(Provided information)
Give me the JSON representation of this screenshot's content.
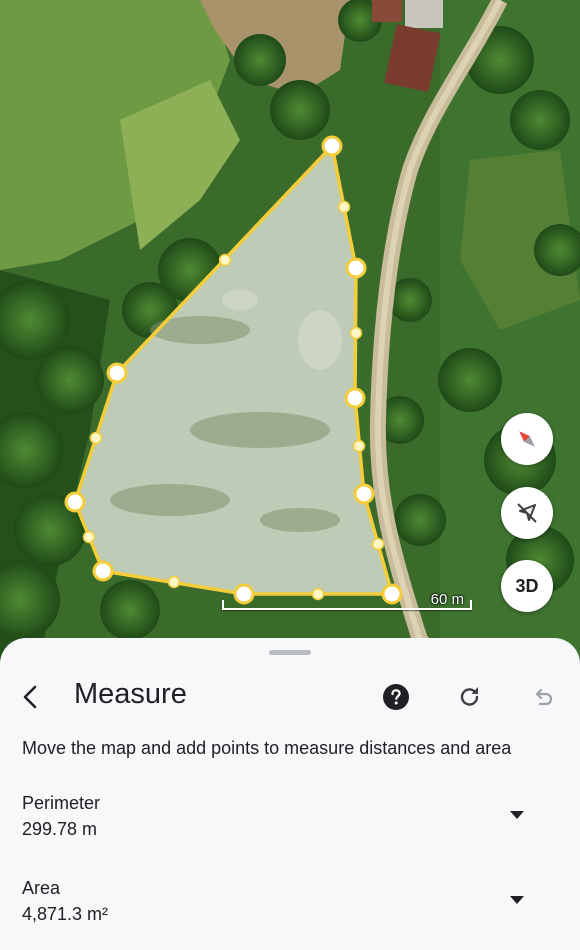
{
  "map": {
    "scale_label": "60 m",
    "buttons": {
      "compass": "compass-icon",
      "recenter": "location-off-icon",
      "toggle_3d": "3D"
    },
    "colors": {
      "measure_line": "#f3cd3a",
      "polygon_fill": "#ffffff"
    }
  },
  "sheet": {
    "title": "Measure",
    "instruction": "Move the map and add points to measure distances and area",
    "icons": {
      "back": "back-arrow-icon",
      "help": "help-icon",
      "redo": "redo-icon",
      "undo": "undo-icon"
    },
    "perimeter": {
      "label": "Perimeter",
      "value": "299.78 m"
    },
    "area": {
      "label": "Area",
      "value": "4,871.3 m²"
    }
  }
}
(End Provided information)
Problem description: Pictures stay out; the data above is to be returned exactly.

Exercise output:
Give me the JSON representation of this screenshot's content.
{
  "map": {
    "scale_label": "60 m",
    "buttons": {
      "compass": "compass-icon",
      "recenter": "location-off-icon",
      "toggle_3d": "3D"
    },
    "colors": {
      "measure_line": "#f3cd3a",
      "polygon_fill": "#ffffff"
    }
  },
  "sheet": {
    "title": "Measure",
    "instruction": "Move the map and add points to measure distances and area",
    "icons": {
      "back": "back-arrow-icon",
      "help": "help-icon",
      "redo": "redo-icon",
      "undo": "undo-icon"
    },
    "perimeter": {
      "label": "Perimeter",
      "value": "299.78 m"
    },
    "area": {
      "label": "Area",
      "value": "4,871.3 m²"
    }
  }
}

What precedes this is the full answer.